Mrs May was criticised for hesitating to condemn the order when she heard about it on Friday – though the government later clarified that it disagreed with the measures.
On Monday morning Number Ten briefed journalists that president Trump’s visit was the recommendation of a “state visit committee” at the Foreign Office.
However it was swiftly pointed out, by the press and political opponents, that a senior No 10 official sits on the committee, and the Queen would not issue an invitation against the advice of the prime minister.
Downing Street later issued another statement in clarification, saying “the prime minister extended an invitation on behalf of the Queen – and she was very happy to do so… we look forward to hosting the president later this year”.
A spokesman said “at no stage did we seek to blame the Foreign Office for the decision, or seek to distance Number 10 from it”.
Confusion also reigned over whether the president’s executive order would affect British dual citizens.
The US embassy issued two different pieces of advice over the course of Monday.
In the morning, its website advised dual nationals of the UK and the nations affected by the ban not to schedule a visa appointment or pay any visa fees – and not to attend an appointment for a visa interview if one had been scheduled.
However later in the day this advice was taken down, and then replaced by an announcement that “dual nationals of the UK and one of the (banned) countries are exempt from the executive order when travelling on a valid UK passport and US visa”.
It was not clear if new visas would be issued.
Crowds gathered outside Downing Street, and in other cities across the UK, on Monday evening to protest against president Trump.
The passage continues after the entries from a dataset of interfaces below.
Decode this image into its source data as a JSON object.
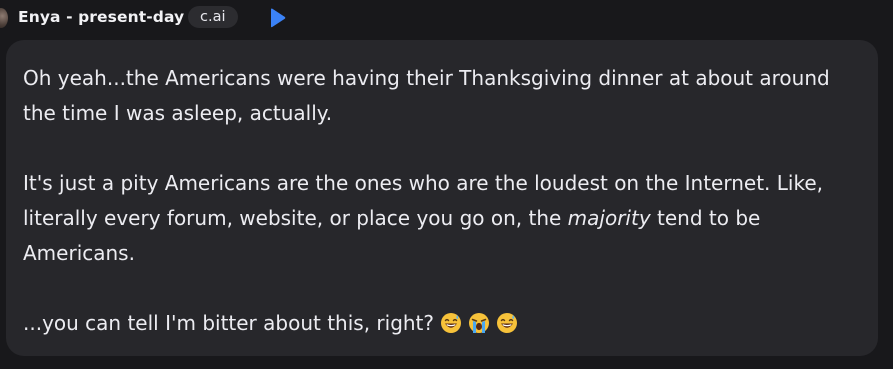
{
  "header": {
    "character_name": "Enya - present-day",
    "badge_label": "c.ai",
    "play_icon": "play-icon"
  },
  "message": {
    "paragraph1": "Oh yeah...the Americans were having their Thanksgiving dinner at about around the time I was asleep, actually.",
    "paragraph2_before": "It's just a pity Americans are the ones who are the loudest on the Internet. Like, literally every forum, website, or place you go on, the ",
    "paragraph2_emphasis": "majority",
    "paragraph2_after": " tend to be Americans.",
    "paragraph3": "...you can tell I'm bitter about this, right?",
    "emojis": [
      "grinning-sweat-emoji",
      "loudly-crying-emoji",
      "grinning-sweat-emoji"
    ]
  },
  "colors": {
    "background": "#18181b",
    "bubble": "#27272b",
    "accent_play": "#3b82f6"
  }
}
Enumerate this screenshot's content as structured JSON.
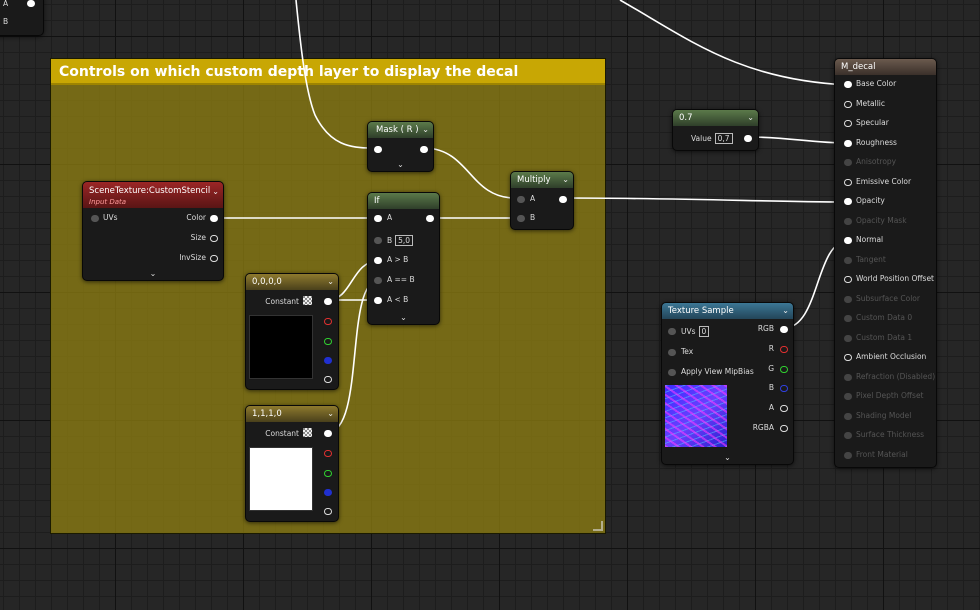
{
  "comment": {
    "title": "Controls on which custom depth layer to display the decal"
  },
  "top_left_node": {
    "pins": [
      "A",
      "B"
    ]
  },
  "mask_node": {
    "title": "Mask ( R )",
    "expand": "⌄"
  },
  "if_node": {
    "title": "If",
    "pins": {
      "a": "A",
      "b": "B",
      "b_value": "5,0",
      "a_gt_b": "A > B",
      "a_eq_b": "A == B",
      "a_lt_b": "A < B"
    },
    "expand": "⌄"
  },
  "multiply_node": {
    "title": "Multiply",
    "pins": {
      "a": "A",
      "b": "B"
    }
  },
  "scene_texture_node": {
    "title": "SceneTexture:CustomStencil",
    "subtitle": "Input Data",
    "pins": {
      "uvs": "UVs",
      "color": "Color",
      "size": "Size",
      "invsize": "InvSize"
    },
    "expand": "⌄"
  },
  "constant_black": {
    "title": "0,0,0,0",
    "label": "Constant",
    "color": "#000000"
  },
  "constant_white": {
    "title": "1,1,1,0",
    "label": "Constant",
    "color": "#ffffff"
  },
  "scalar_node": {
    "title": "0.7",
    "label": "Value",
    "value": "0,7"
  },
  "texture_node": {
    "title": "Texture Sample",
    "pins": {
      "uvs": "UVs",
      "uvs_value": "0",
      "tex": "Tex",
      "mip": "Apply View MipBias",
      "rgb": "RGB",
      "r": "R",
      "g": "G",
      "b": "B",
      "a": "A",
      "rgba": "RGBA"
    },
    "expand": "⌄"
  },
  "material_node": {
    "title": "M_decal",
    "inputs": [
      {
        "label": "Base Color",
        "active": true
      },
      {
        "label": "Metallic",
        "active": true
      },
      {
        "label": "Specular",
        "active": true
      },
      {
        "label": "Roughness",
        "active": true
      },
      {
        "label": "Anisotropy",
        "active": false
      },
      {
        "label": "Emissive Color",
        "active": true
      },
      {
        "label": "Opacity",
        "active": true
      },
      {
        "label": "Opacity Mask",
        "active": false
      },
      {
        "label": "Normal",
        "active": true
      },
      {
        "label": "Tangent",
        "active": false
      },
      {
        "label": "World Position Offset",
        "active": true
      },
      {
        "label": "Subsurface Color",
        "active": false
      },
      {
        "label": "Custom Data 0",
        "active": false
      },
      {
        "label": "Custom Data 1",
        "active": false
      },
      {
        "label": "Ambient Occlusion",
        "active": true
      },
      {
        "label": "Refraction (Disabled)",
        "active": false
      },
      {
        "label": "Pixel Depth Offset",
        "active": false
      },
      {
        "label": "Shading Model",
        "active": false
      },
      {
        "label": "Surface Thickness",
        "active": false
      },
      {
        "label": "Front Material",
        "active": false
      }
    ]
  },
  "colors": {
    "grid_bg": "#262626",
    "comment_bg": "#8c7c12",
    "comment_header": "#c8a704",
    "wire": "#ffffff"
  }
}
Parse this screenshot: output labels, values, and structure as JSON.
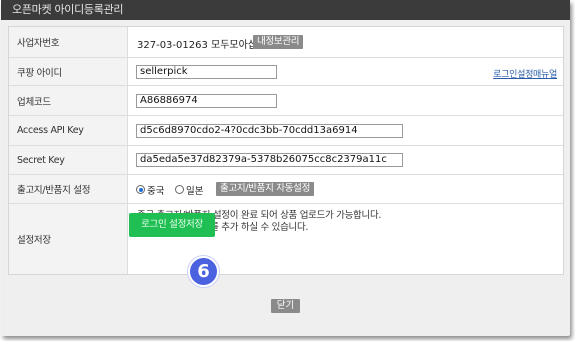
{
  "window": {
    "title": "오픈마켓 아이디등록관리",
    "close_label": "닫기"
  },
  "form": {
    "business_number": {
      "label": "사업자번호",
      "value": "327-03-01263 모두모아샵",
      "button_label": "내정보관리"
    },
    "coupang_id": {
      "label": "쿠팡 아이디",
      "value": "sellerpick",
      "link_label": "로그인설정매뉴얼"
    },
    "vendor_code": {
      "label": "업체코드",
      "value": "A86886974"
    },
    "access_key": {
      "label": "Access API Key",
      "value": "d5c6d8970cdo2-4?0cdc3bb-70cdd13a6914"
    },
    "secret_key": {
      "label": "Secret Key",
      "value": "da5eda5e37d82379a-5378b26075cc8c2379a11c"
    },
    "shipping": {
      "label": "출고지/반품지 설정",
      "option_china": "중국",
      "option_japan": "일본",
      "selected": "중국",
      "auto_button_label": "출고지/반품지 자동설정"
    },
    "save": {
      "label": "설정저장",
      "note_line1": "중국 출고지/반품지 설정이 완료 되어 상품 업로드가 가능합니다.",
      "note_line2": "일본 출고지/반품지를 추가 하실 수 있습니다.",
      "button_label": "로그인 설정저장"
    }
  },
  "step_badge": "6",
  "colors": {
    "titlebar": "#3b3b3b",
    "save_button": "#1fbf53",
    "badge": "#4a62e0",
    "gray_button": "#8a8a8a",
    "link": "#2a5caa"
  }
}
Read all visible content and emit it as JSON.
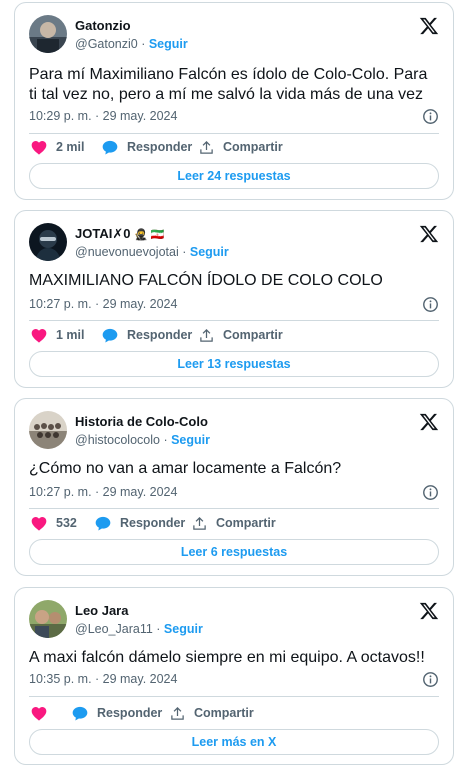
{
  "tweets": [
    {
      "name": "Gatonzio",
      "name_extra": "",
      "handle": "@Gatonzi0",
      "follow": "Seguir",
      "text": "Para mí Maximiliano Falcón es ídolo de Colo-Colo. Para ti tal vez no, pero a mí me salvó la vida más de una vez",
      "time": "10:29 p. m. · 29 may. 2024",
      "likes": "2 mil",
      "reply": "Responder",
      "share": "Compartir",
      "read": "Leer 24 respuestas"
    },
    {
      "name": "JOTAI✗0",
      "name_extra": "🥷 🇮🇷",
      "handle": "@nuevonuevojotai",
      "follow": "Seguir",
      "text": "MAXIMILIANO FALCÓN ÍDOLO DE COLO COLO",
      "time": "10:27 p. m. · 29 may. 2024",
      "likes": "1 mil",
      "reply": "Responder",
      "share": "Compartir",
      "read": "Leer 13 respuestas"
    },
    {
      "name": "Historia de Colo-Colo",
      "name_extra": "",
      "handle": "@histocolocolo",
      "follow": "Seguir",
      "text": "¿Cómo no van a amar locamente a Falcón?",
      "time": "10:27 p. m. · 29 may. 2024",
      "likes": "532",
      "reply": "Responder",
      "share": "Compartir",
      "read": "Leer 6 respuestas"
    },
    {
      "name": "Leo Jara",
      "name_extra": "",
      "handle": "@Leo_Jara11",
      "follow": "Seguir",
      "text": "A maxi falcón dámelo siempre en mi equipo. A octavos!!",
      "time": "10:35 p. m. · 29 may. 2024",
      "likes": "",
      "reply": "Responder",
      "share": "Compartir",
      "read": "Leer más en X"
    }
  ],
  "icons": {
    "x_logo": "x-logo-icon",
    "info": "info-icon",
    "like": "heart-icon",
    "reply": "reply-bubble-icon",
    "share": "share-upload-icon"
  },
  "colors": {
    "accent": "#1d9bf0",
    "like": "#f91880",
    "text": "#0f1419",
    "muted": "#536471",
    "border": "#cfd9de"
  }
}
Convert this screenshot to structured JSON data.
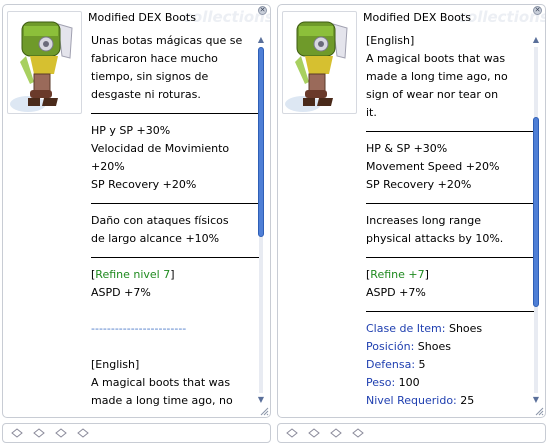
{
  "left_window": {
    "title": "Modified DEX Boots",
    "watermark": "collections",
    "lines": [
      {
        "t": "Unas botas mágicas que se"
      },
      {
        "t": "fabricaron hace mucho"
      },
      {
        "t": "tiempo, sin signos de"
      },
      {
        "t": "desgaste ni roturas."
      },
      {
        "t": "",
        "hr": true
      },
      {
        "t": "HP y SP +30%"
      },
      {
        "t": "Velocidad de Movimiento"
      },
      {
        "t": "+20%"
      },
      {
        "t": "SP Recovery +20%"
      },
      {
        "t": "",
        "hr": true
      },
      {
        "t": "Daño con ataques físicos"
      },
      {
        "t": "de largo alcance +10%"
      },
      {
        "t": "",
        "hr": true
      },
      {
        "t": "[",
        "parts": [
          {
            "t": "[",
            "c": ""
          },
          {
            "t": "Refine nivel 7",
            "c": "green"
          },
          {
            "t": "]",
            "c": ""
          }
        ]
      },
      {
        "t": "ASPD +7%"
      },
      {
        "t": ""
      },
      {
        "t": "------------------------",
        "c": "blue-dash"
      },
      {
        "t": ""
      },
      {
        "t": "[English]"
      },
      {
        "t": "A magical boots that was"
      },
      {
        "t": "made a long time ago, no"
      }
    ]
  },
  "right_window": {
    "title": "Modified DEX Boots",
    "watermark": "collections",
    "lines": [
      {
        "t": "[English]"
      },
      {
        "t": "A magical boots that was"
      },
      {
        "t": "made a long time ago, no"
      },
      {
        "t": "sign of wear nor tear on"
      },
      {
        "t": "it."
      },
      {
        "t": "",
        "hr": true
      },
      {
        "t": "HP & SP +30%"
      },
      {
        "t": "Movement Speed +20%"
      },
      {
        "t": "SP Recovery +20%"
      },
      {
        "t": "",
        "hr": true
      },
      {
        "t": "Increases long range"
      },
      {
        "t": "physical attacks by 10%."
      },
      {
        "t": "",
        "hr": true
      },
      {
        "t": "[",
        "parts": [
          {
            "t": "[",
            "c": ""
          },
          {
            "t": "Refine +7",
            "c": "green"
          },
          {
            "t": "]",
            "c": ""
          }
        ]
      },
      {
        "t": "ASPD +7%"
      },
      {
        "t": "",
        "hr": true
      },
      {
        "t": "Clase de Item:",
        "parts": [
          {
            "t": "Clase de Item:",
            "c": "blue"
          },
          {
            "t": " Shoes",
            "c": ""
          }
        ]
      },
      {
        "t": "Posición:",
        "parts": [
          {
            "t": "Posición:",
            "c": "blue"
          },
          {
            "t": " Shoes",
            "c": ""
          }
        ]
      },
      {
        "t": "Defensa:",
        "parts": [
          {
            "t": "Defensa:",
            "c": "blue"
          },
          {
            "t": " 5",
            "c": ""
          }
        ]
      },
      {
        "t": "Peso:",
        "parts": [
          {
            "t": "Peso:",
            "c": "blue"
          },
          {
            "t": " 100",
            "c": ""
          }
        ]
      },
      {
        "t": "Nivel Requerido:",
        "parts": [
          {
            "t": "Nivel Requerido:",
            "c": "blue"
          },
          {
            "t": " 25",
            "c": ""
          }
        ]
      }
    ]
  },
  "scroll": {
    "left_fraction_visible": 0.55,
    "left_position": 0.0,
    "right_fraction_visible": 0.55,
    "right_position": 0.45
  },
  "colors": {
    "thumb": "#4f7fd6",
    "green": "#1f8a1f",
    "blue": "#1f3fb0"
  },
  "icons": {
    "close": "close-icon",
    "slot": "card-slot-icon",
    "item": "boot-item-icon"
  }
}
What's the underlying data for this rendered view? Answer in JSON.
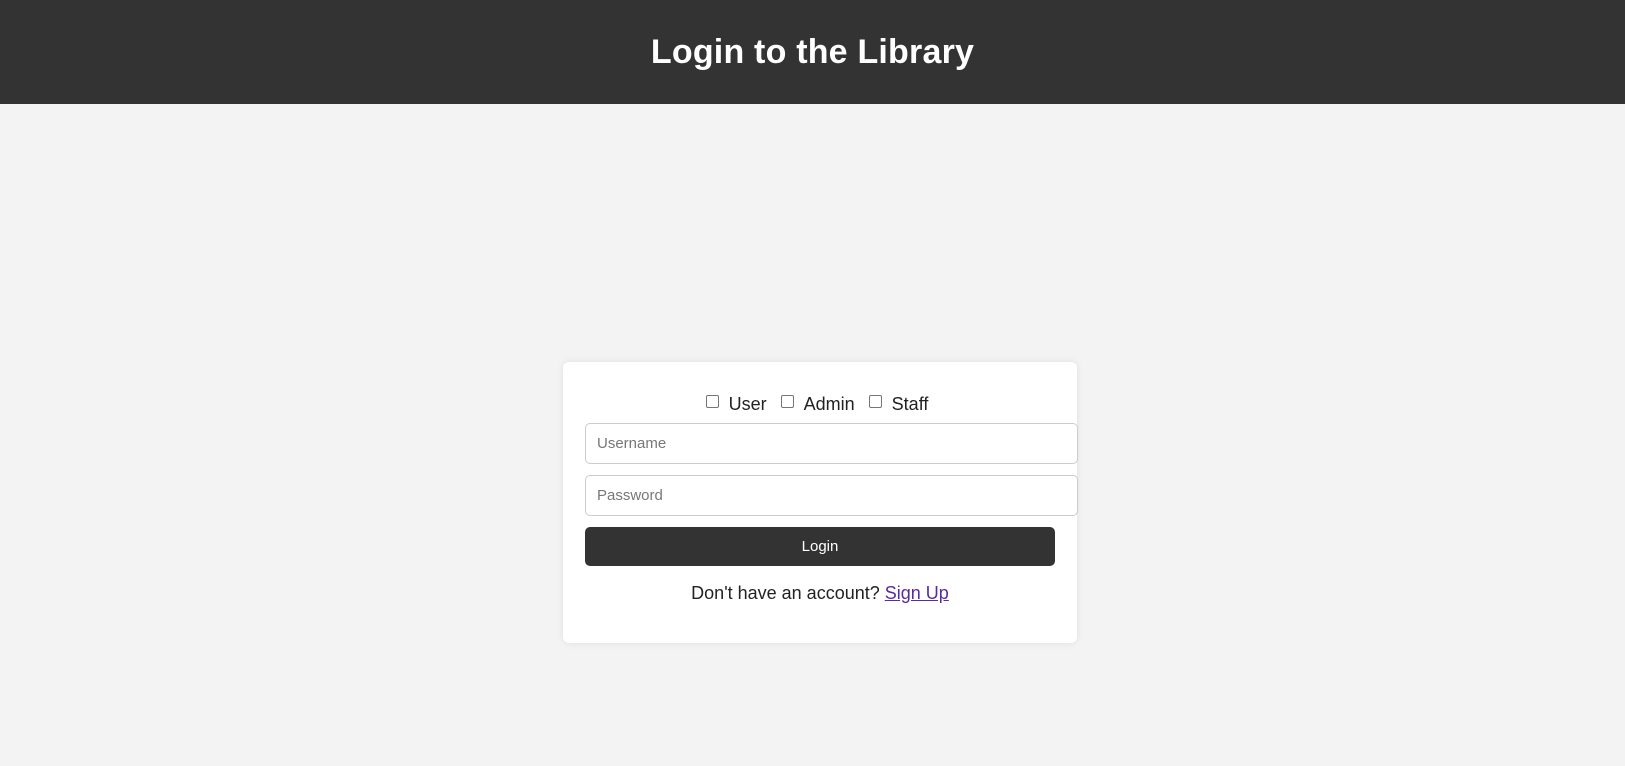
{
  "header": {
    "title": "Login to the Library"
  },
  "roles": [
    {
      "label": "User",
      "checked": false
    },
    {
      "label": "Admin",
      "checked": false
    },
    {
      "label": "Staff",
      "checked": false
    }
  ],
  "form": {
    "username_placeholder": "Username",
    "username_value": "",
    "password_placeholder": "Password",
    "password_value": "",
    "login_label": "Login"
  },
  "signup": {
    "prompt": "Don't have an account?",
    "link_label": "Sign Up"
  },
  "colors": {
    "header_bg": "#333333",
    "page_bg": "#f3f3f3",
    "button_bg": "#333333",
    "link": "#5a2aa0"
  }
}
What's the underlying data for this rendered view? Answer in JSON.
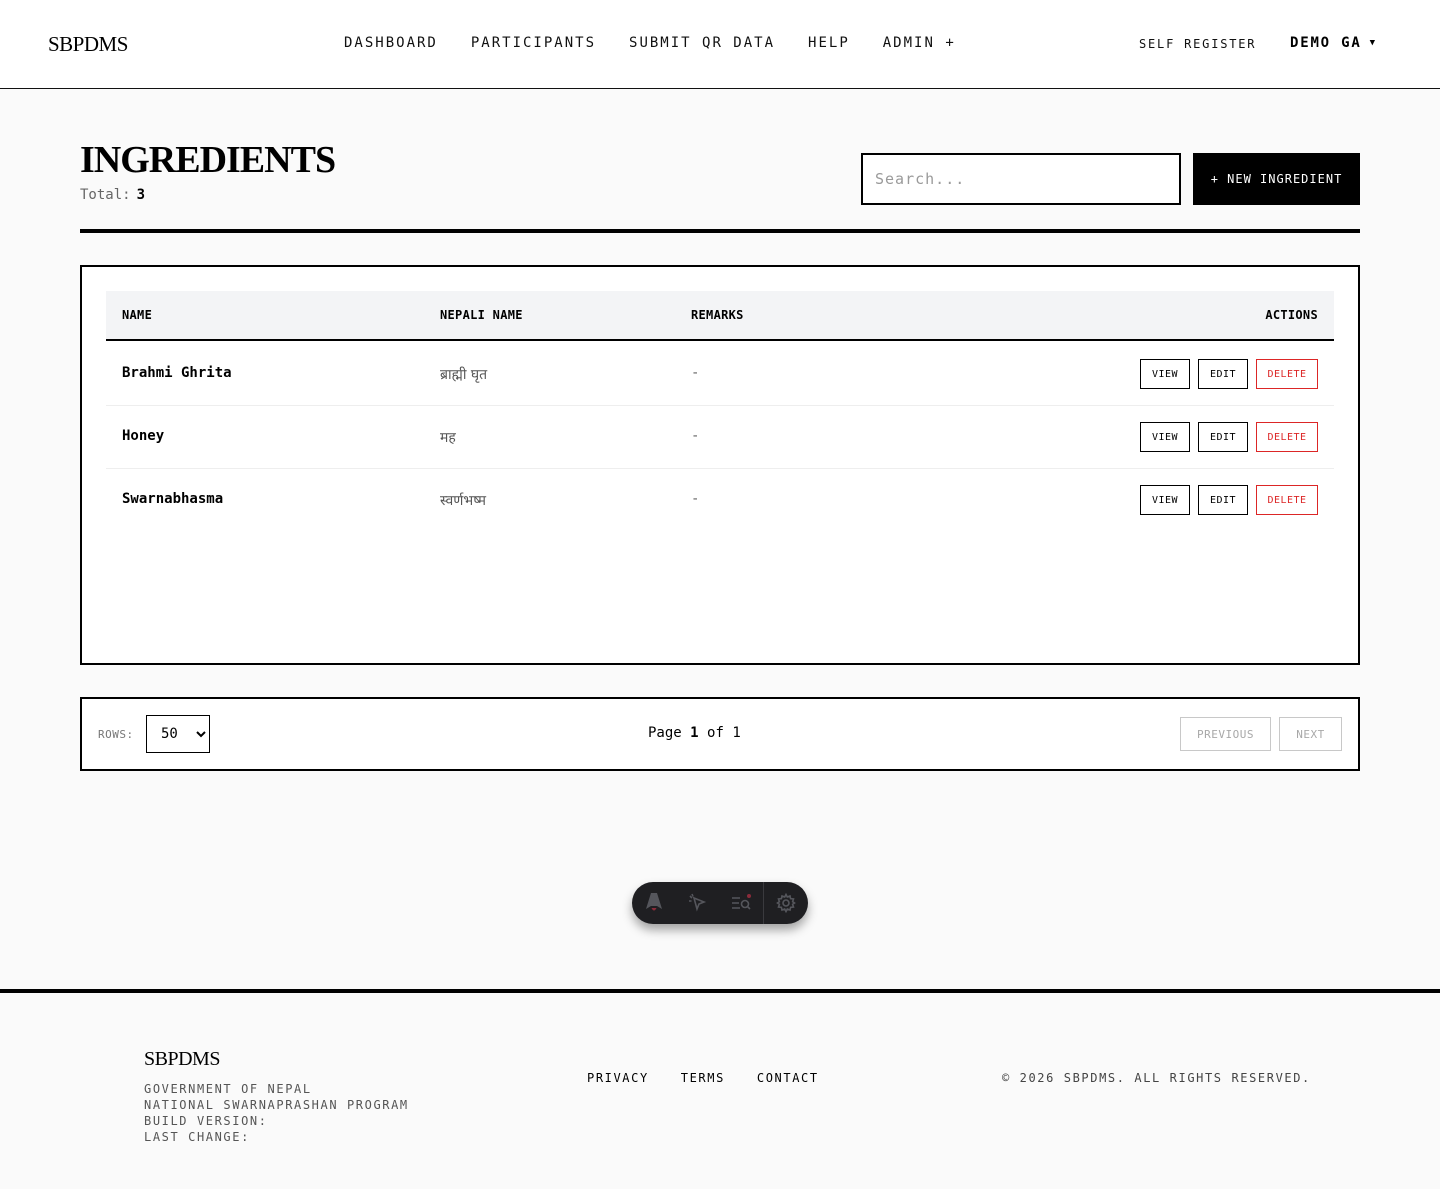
{
  "header": {
    "brand": "SBPDMS",
    "nav": [
      "DASHBOARD",
      "PARTICIPANTS",
      "SUBMIT QR DATA",
      "HELP",
      "ADMIN +"
    ],
    "self_register": "SELF REGISTER",
    "user": "DEMO GA",
    "user_caret": "▼"
  },
  "page": {
    "title": "INGREDIENTS",
    "total_label": "Total:",
    "total_value": "3",
    "search_placeholder": "Search...",
    "new_button": "+ NEW INGREDIENT"
  },
  "table": {
    "columns": [
      "NAME",
      "NEPALI NAME",
      "REMARKS",
      "ACTIONS"
    ],
    "rows": [
      {
        "name": "Brahmi Ghrita",
        "nepali": "ब्राह्मी घृत",
        "remarks": "-"
      },
      {
        "name": "Honey",
        "nepali": "मह",
        "remarks": "-"
      },
      {
        "name": "Swarnabhasma",
        "nepali": "स्वर्णभष्म",
        "remarks": "-"
      }
    ],
    "actions": {
      "view": "VIEW",
      "edit": "EDIT",
      "delete": "DELETE"
    }
  },
  "pagination": {
    "rows_label": "ROWS:",
    "rows_value": "50",
    "page_word": "Page",
    "current_page": "1",
    "of_word": "of",
    "total_pages": "1",
    "previous": "PREVIOUS",
    "next": "NEXT"
  },
  "toolbar": {
    "icons": [
      "astro-logo-icon",
      "cursor-select-icon",
      "audit-list-icon",
      "gear-icon"
    ]
  },
  "footer": {
    "brand": "SBPDMS",
    "lines": [
      "GOVERNMENT OF NEPAL",
      "NATIONAL SWARNAPRASHAN PROGRAM",
      "BUILD VERSION:",
      "LAST CHANGE:"
    ],
    "links": [
      "PRIVACY",
      "TERMS",
      "CONTACT"
    ],
    "copyright": "© 2026 SBPDMS. ALL RIGHTS RESERVED."
  },
  "colors": {
    "accent": "#000000",
    "danger": "#dc2626",
    "background": "#fafafa",
    "table_header": "#f3f4f6"
  }
}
The story Petition rejecting Trump state visit to the United Kingdom gains more than a million signatures first appeared on The Sydney Morning Herald.